Problem
Read through the data, and wherever a line holds the word "xlsx", write that line out.

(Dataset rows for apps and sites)
-- Opening Marker --
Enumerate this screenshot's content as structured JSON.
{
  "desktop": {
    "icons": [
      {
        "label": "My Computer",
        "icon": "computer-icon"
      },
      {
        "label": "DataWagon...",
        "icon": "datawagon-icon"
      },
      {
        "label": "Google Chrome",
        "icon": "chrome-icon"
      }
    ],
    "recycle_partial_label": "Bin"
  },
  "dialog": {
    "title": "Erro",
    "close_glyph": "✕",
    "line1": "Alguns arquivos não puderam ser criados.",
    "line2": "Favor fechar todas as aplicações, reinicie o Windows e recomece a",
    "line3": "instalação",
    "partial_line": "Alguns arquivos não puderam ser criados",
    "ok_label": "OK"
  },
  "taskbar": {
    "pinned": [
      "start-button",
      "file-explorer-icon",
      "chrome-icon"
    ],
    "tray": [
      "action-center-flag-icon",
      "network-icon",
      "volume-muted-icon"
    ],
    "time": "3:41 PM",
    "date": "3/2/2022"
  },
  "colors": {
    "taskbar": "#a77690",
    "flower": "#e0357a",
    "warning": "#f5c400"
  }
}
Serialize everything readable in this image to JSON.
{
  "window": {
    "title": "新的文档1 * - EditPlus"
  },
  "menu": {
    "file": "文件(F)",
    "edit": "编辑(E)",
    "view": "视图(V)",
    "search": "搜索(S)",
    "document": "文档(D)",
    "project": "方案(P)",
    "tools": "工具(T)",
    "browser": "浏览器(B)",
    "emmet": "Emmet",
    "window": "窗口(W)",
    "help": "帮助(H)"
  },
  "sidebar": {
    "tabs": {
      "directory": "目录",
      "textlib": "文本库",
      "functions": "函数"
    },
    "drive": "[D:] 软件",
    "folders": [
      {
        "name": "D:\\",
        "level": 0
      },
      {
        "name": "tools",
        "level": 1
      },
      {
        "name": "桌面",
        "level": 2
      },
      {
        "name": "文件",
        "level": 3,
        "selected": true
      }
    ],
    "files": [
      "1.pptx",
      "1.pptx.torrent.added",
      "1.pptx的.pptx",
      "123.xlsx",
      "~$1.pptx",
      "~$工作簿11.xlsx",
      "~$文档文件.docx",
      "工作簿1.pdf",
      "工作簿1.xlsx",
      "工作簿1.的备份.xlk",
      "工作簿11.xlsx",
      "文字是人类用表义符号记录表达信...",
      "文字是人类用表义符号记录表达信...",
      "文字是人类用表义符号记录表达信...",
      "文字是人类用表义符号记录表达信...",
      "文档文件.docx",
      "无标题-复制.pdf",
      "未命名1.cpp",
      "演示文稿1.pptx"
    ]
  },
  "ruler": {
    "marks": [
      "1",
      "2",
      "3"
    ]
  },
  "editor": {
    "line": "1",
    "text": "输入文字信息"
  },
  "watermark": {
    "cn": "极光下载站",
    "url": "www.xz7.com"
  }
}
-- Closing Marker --
Solution for this exercise
      "123.xlsx",
      "~$工作簿11.xlsx",
      "工作簿1.xlsx",
      "工作簿11.xlsx",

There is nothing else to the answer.